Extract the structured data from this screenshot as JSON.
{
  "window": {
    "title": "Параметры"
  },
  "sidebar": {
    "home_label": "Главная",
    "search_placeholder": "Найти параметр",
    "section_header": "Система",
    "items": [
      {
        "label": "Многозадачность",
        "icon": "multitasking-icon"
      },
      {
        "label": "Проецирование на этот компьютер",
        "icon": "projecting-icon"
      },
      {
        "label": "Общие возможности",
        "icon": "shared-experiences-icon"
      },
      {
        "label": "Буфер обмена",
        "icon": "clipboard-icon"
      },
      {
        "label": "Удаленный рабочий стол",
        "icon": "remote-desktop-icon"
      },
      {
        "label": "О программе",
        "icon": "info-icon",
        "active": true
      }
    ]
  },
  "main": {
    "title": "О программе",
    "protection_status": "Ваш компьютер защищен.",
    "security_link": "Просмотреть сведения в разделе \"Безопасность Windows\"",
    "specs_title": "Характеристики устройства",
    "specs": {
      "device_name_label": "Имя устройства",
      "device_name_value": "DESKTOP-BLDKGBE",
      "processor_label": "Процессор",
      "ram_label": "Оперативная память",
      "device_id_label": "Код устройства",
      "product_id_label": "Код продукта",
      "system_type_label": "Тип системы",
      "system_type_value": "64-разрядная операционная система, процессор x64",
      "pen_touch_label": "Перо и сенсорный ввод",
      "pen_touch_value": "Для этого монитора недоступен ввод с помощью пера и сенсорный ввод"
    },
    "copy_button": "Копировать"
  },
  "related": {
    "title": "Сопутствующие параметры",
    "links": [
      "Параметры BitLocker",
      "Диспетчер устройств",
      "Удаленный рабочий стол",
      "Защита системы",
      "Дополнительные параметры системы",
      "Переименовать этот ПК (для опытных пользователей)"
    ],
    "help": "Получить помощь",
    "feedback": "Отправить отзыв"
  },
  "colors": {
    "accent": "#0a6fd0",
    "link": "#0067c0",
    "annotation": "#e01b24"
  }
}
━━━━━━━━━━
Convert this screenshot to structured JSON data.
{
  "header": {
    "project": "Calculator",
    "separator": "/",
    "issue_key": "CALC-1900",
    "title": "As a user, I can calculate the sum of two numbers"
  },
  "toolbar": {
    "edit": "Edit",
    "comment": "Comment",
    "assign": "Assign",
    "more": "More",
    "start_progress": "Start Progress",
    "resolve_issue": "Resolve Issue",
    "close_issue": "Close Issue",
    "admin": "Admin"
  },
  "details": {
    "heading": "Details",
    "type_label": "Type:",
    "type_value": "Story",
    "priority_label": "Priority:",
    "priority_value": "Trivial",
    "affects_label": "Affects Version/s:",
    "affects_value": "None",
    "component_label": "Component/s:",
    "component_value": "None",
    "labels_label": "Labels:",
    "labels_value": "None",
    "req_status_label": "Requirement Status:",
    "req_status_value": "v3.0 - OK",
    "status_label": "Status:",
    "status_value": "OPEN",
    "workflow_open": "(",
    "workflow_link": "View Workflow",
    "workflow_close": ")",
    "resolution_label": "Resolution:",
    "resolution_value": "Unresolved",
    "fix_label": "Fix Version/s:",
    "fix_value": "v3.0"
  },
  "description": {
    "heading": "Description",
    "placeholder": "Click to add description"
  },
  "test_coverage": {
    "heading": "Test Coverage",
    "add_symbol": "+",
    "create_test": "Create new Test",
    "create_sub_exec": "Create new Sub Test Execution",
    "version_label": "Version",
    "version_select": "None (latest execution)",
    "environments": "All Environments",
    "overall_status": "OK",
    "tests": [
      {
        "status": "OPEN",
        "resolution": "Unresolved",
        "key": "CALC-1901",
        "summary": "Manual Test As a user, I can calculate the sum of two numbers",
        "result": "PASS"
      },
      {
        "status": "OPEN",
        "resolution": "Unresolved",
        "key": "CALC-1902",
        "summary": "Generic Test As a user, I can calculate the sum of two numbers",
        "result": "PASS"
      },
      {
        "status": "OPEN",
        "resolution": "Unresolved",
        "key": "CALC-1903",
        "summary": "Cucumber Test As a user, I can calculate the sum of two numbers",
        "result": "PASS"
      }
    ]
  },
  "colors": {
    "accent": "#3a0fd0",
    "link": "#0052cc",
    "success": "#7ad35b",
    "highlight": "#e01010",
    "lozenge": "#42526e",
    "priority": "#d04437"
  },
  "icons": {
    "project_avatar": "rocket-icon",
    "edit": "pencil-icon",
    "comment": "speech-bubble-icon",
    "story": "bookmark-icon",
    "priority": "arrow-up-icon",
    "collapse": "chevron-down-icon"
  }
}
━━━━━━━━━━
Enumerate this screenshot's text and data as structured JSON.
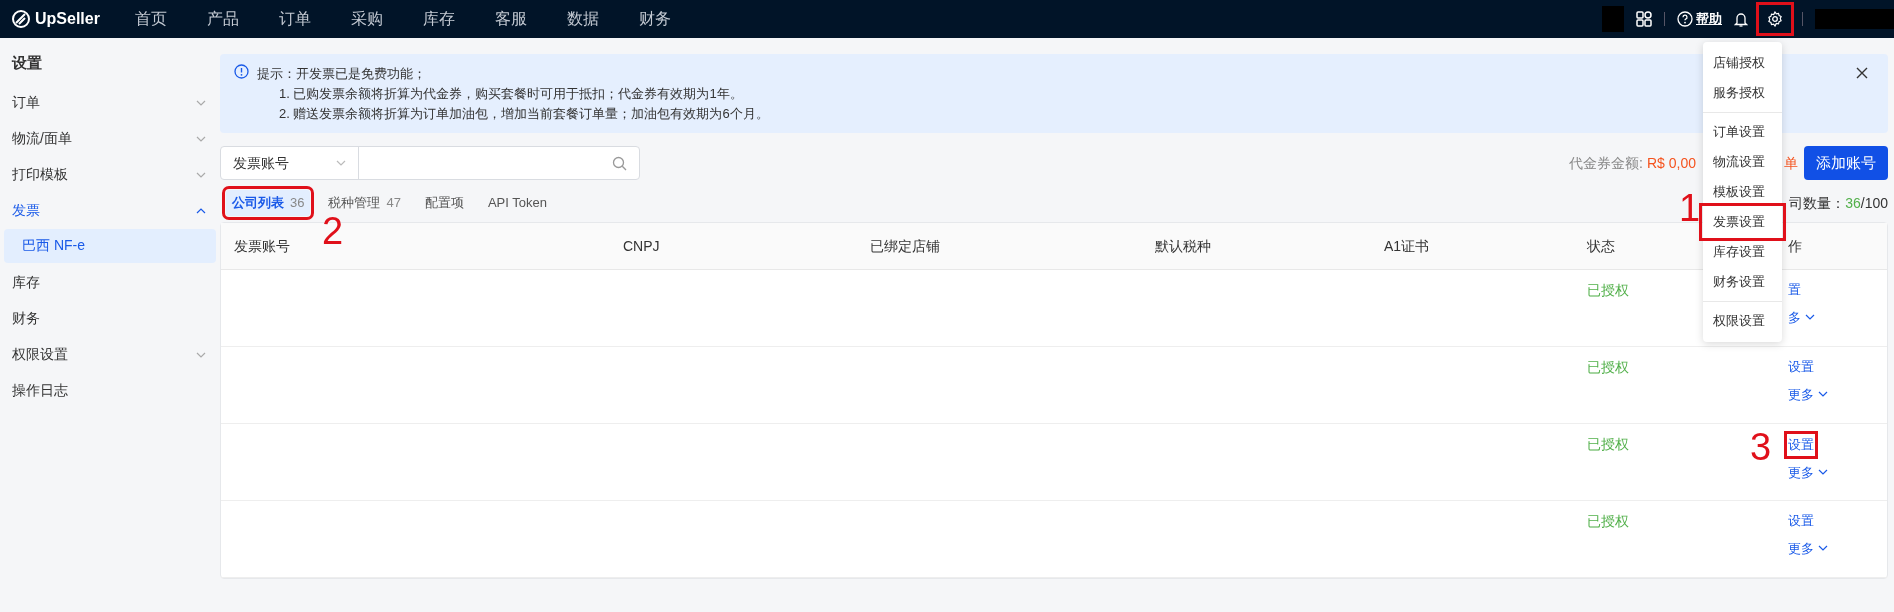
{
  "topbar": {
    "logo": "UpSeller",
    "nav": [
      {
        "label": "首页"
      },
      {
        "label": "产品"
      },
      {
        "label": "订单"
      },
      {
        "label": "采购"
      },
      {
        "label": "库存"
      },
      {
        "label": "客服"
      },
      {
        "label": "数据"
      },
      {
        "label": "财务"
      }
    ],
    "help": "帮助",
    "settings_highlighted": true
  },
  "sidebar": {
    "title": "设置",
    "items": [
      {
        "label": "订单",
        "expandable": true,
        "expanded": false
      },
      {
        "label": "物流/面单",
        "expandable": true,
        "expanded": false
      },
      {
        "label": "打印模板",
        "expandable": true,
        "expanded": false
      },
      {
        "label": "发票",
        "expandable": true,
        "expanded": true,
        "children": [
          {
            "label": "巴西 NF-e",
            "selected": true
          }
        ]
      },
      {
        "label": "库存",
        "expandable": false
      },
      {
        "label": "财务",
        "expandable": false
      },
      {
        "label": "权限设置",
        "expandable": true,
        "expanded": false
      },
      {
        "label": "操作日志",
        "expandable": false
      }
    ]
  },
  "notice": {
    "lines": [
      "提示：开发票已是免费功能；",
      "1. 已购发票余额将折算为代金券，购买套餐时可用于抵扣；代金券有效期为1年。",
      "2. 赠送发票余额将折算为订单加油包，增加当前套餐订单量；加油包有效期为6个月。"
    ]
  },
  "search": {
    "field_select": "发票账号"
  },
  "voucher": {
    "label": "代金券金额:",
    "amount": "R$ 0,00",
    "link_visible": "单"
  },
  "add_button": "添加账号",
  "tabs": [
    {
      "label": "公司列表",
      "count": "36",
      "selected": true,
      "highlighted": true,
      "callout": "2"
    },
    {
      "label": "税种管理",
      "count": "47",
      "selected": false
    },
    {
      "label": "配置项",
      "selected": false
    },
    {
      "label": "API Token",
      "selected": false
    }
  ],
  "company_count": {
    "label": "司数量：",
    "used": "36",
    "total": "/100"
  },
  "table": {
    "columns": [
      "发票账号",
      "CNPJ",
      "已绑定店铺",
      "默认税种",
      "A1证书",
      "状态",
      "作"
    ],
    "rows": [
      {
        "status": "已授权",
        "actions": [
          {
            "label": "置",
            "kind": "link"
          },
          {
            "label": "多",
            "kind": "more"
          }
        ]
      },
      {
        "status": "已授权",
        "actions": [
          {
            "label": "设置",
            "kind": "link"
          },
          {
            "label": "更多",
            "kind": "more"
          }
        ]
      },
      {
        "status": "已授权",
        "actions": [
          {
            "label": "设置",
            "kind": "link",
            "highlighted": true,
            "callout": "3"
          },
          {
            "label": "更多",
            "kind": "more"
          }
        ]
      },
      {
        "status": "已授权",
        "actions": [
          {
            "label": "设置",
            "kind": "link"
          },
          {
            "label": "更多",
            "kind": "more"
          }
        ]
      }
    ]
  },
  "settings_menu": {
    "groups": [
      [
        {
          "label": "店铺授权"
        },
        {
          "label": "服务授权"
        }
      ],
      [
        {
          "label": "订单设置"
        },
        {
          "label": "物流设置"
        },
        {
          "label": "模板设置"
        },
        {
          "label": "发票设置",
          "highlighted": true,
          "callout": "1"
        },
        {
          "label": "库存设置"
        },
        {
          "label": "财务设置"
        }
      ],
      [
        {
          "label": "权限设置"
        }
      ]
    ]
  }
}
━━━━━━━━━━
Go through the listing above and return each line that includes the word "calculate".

    "title": "As a user, I can calculate the sum of two numbers"
        "summary": "Manual Test As a user, I can calculate the sum of two numbers",
        "summary": "Generic Test As a user, I can calculate the sum of two numbers",
        "summary": "Cucumber Test As a user, I can calculate the sum of two numbers",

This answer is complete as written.